In order to repair frozen pipes after a hard freeze has occurred, you’ll need professional assistance – we’ll cover that in the next section. However, by keeping an eye out for common signs of damage and taking preventative measures beforehand, you can avoid costly repairs and keep your irrigation system functioning smoothly throughout winter weather conditions!

Repairing Frozen Pipes

Now that you know the common signs of damage caused by frozen sprinkler pipes, it’s important to learn how to fix them. Repairing frozen pipes can be a tricky process, but with the right tools and techniques, you can get your system up and running again in no time.

Firstly, you’ll need to locate the frozen section of pipe. This may involve digging up parts of your yard or cutting into walls or ceilings if indoor pipes are affected. Once you’ve found the affected area, use a heat gun or hair dryer set on low heat to gently thaw out the ice blockage. It’s important not to use high heat sources like torches or open flames as this could cause further damage.

Secondly, check for any cracks or breaks in the pipe itself. If there’s visible damage, you’ll need to replace that section entirely. For minor cracks or leaks, use waterproof tape or sealant to patch up any holes before turning your system back on.

Lastly, it’s essential to test your system thoroughly after repairing frozen pipes. Turn on each zone one at a time and inspect for any leaks or water pressure issues. Ensuring that all components are functioning correctly will prevent further damage from occurring.

Remember that regular maintenance is crucial in preventing future freeze-related damages. Keep an eye on weather forecasts during colder months and take necessary precautions such as draining water from lines before temperatures drop below freezing. By following these simple steps, you can avoid costly repairs and keep your sprinkler system working smoothly year-round.

Regular Maintenance

To keep your irrigation system in top shape, it’s important to regularly maintain it. Check for leaks by inspecting all components of your sprinkler system, including valves, connections, and piping. Repair or replace any damaged parts as needed.

Another key aspect of regular maintenance is ensuring proper drainage of your sprinkler system. Water left in pipes can freeze and damage the entire system. To avoid this, turn off the water supply to your sprinklers and drain all remaining water from the lines before winter arrives. You can use a compressor to blow out any remaining water from the pipes.

Regularly maintaining your irrigation system not only prevents damage from frozen pipes but also ensures optimal performance during warmer months. Be sure to check that all sprinkler heads are functioning properly and adjust them as necessary to ensure even coverage on your lawn or garden.

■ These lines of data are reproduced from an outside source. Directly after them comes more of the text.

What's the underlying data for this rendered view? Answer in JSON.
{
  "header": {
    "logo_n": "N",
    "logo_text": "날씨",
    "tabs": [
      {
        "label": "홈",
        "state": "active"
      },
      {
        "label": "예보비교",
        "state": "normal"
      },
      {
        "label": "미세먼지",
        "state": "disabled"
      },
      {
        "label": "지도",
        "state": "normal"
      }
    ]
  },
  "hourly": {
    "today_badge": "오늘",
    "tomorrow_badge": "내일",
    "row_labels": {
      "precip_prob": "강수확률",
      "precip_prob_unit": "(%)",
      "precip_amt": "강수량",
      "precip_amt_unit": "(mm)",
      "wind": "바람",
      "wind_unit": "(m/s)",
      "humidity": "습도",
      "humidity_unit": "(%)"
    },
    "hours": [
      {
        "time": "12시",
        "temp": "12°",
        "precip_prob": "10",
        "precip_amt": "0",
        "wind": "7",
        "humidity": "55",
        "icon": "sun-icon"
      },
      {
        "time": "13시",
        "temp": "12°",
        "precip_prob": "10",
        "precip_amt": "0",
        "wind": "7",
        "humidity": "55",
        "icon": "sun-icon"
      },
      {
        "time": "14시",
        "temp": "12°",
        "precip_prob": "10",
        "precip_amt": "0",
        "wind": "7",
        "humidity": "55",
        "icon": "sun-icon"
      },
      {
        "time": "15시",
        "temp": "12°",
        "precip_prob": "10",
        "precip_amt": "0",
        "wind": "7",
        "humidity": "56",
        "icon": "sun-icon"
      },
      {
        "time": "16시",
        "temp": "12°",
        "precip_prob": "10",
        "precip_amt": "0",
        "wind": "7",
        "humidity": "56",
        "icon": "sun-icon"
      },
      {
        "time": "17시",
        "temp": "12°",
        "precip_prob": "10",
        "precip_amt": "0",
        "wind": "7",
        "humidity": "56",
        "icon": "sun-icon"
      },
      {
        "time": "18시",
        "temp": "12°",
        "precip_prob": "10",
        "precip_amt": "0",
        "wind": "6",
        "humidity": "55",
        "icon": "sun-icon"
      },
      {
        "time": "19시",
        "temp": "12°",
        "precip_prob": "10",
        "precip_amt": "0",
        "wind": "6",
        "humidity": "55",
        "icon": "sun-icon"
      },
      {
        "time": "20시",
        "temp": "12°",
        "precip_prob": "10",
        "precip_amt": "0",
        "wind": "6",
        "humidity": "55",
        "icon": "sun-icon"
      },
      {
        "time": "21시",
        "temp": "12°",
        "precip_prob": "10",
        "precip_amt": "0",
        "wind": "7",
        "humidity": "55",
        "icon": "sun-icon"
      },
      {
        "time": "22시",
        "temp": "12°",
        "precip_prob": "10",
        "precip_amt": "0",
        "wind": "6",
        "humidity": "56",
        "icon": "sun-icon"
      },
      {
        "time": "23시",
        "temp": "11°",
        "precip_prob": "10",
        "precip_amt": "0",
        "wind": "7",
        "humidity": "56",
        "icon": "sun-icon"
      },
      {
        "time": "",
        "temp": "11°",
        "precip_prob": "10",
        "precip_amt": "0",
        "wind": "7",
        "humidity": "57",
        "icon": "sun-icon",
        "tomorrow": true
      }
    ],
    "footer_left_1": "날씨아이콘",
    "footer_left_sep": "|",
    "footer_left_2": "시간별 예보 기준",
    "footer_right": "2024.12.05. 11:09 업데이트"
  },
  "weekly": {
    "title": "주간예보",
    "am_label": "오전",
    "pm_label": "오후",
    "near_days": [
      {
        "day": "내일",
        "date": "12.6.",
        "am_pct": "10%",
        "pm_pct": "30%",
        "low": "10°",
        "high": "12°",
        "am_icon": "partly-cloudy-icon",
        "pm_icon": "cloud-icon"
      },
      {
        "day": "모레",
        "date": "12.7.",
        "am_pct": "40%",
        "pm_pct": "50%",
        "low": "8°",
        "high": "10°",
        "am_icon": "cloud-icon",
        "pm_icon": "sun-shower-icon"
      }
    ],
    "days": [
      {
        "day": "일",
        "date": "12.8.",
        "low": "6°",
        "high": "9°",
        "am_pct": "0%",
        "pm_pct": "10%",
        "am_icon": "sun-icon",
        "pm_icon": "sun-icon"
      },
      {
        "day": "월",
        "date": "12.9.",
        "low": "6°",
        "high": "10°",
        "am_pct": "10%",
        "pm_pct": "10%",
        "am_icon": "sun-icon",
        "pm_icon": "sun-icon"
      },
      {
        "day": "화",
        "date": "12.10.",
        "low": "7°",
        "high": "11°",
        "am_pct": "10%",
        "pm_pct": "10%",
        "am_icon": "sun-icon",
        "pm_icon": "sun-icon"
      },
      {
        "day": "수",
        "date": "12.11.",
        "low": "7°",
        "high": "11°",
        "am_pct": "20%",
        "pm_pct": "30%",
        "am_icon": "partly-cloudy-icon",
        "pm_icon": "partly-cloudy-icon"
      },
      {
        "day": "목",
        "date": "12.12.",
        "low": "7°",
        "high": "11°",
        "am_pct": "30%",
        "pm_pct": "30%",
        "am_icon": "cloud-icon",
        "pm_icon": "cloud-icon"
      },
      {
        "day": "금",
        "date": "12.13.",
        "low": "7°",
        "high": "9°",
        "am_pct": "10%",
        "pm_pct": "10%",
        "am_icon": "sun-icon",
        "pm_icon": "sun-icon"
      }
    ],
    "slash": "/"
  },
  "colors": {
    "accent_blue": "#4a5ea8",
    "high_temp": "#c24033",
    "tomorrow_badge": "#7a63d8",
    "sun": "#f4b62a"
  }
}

By taking these steps, you can extend the life of your sprinkler system and enjoy a lush landscape year-round without worrying about costly repairs due to neglect or freezing temperatures.

Conclusion

Now that you have a better understanding of at what temperature sprinkler pipes freeze, it’s important to take preventative measures to protect your system. Winterizing your sprinkler system is crucial in avoiding costly repairs and potential downtime during the warmer months.

To begin, make sure you know if your system is an indoor or outdoor setup. If it’s outside, consider installing a monitoring device that’ll alert you when temperatures drop below freezing. This’ll give you ample time to turn off the water supply, drain any excess water from the pipes, and blow out remaining water with compressed air.

If you’re unsure about how to properly winterize your sprinkler system or notice any signs of damage such as leaking or reduced pressure, seek professional assistance immediately. Regular maintenance can also help prevent future issues and ensure your system remains in good condition year-round.

By taking these precautions and staying informed on proper maintenance procedures, you can protect your investment and enjoy a healthy lawn and garden all year long.